• 05
  • March

As discussed in the previous post, a recent article published by the South Florida Sun-Sentinel discusses how few of the foreclosure cases that are referred to mediation are actually ending with a written settlement between lenders and homeowners. Part of the problem is that banks are failing to bring the necessary paperwork to mediation sessions or provide it to homeowners in the proper amount of time before the mediation session or they are providing paperwork with errors.

Lenders say that the problem is not that they are deliberately trying to get the mediation sessions canceled, but that they are too swamped to have the paperwork ready in time. There were an estimated 350,614 foreclosure cases backlogged at the end of 2010. Mortgages have also been repackaged as securitized investments, which has made it hard to track down the necessary paperwork in a timely manner banks say.

The bank's current appraisal of the homeowner's property and current value of the mortgage are necessary to determine whether the loan can be repaid. According to the Sun-Sentinel, this information can also determine whether a homeowner is eligible to receive federal assistance in the form of the HAMP loan modification program. Homeowners are also legally entitled to request a plaintiff's disclosure, which includes documented evidence that the bank owns and holds the mortgage note.

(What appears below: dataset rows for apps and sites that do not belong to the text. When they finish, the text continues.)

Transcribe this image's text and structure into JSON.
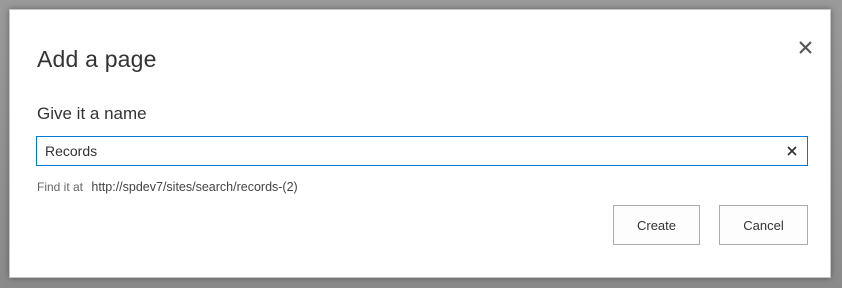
{
  "dialog": {
    "title": "Add a page",
    "close_icon": "close-icon"
  },
  "form": {
    "name_label": "Give it a name",
    "name_value": "Records",
    "clear_icon": "clear-icon",
    "find_label": "Find it at",
    "find_url": "http://spdev7/sites/search/records-(2)"
  },
  "buttons": {
    "create_label": "Create",
    "cancel_label": "Cancel"
  },
  "colors": {
    "focus_border": "#0078d7",
    "text": "#333333",
    "backdrop": "#8e8e8e"
  }
}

Foreclosure crisis: Lenders holding back critical information at mediations (Sun Sentinel)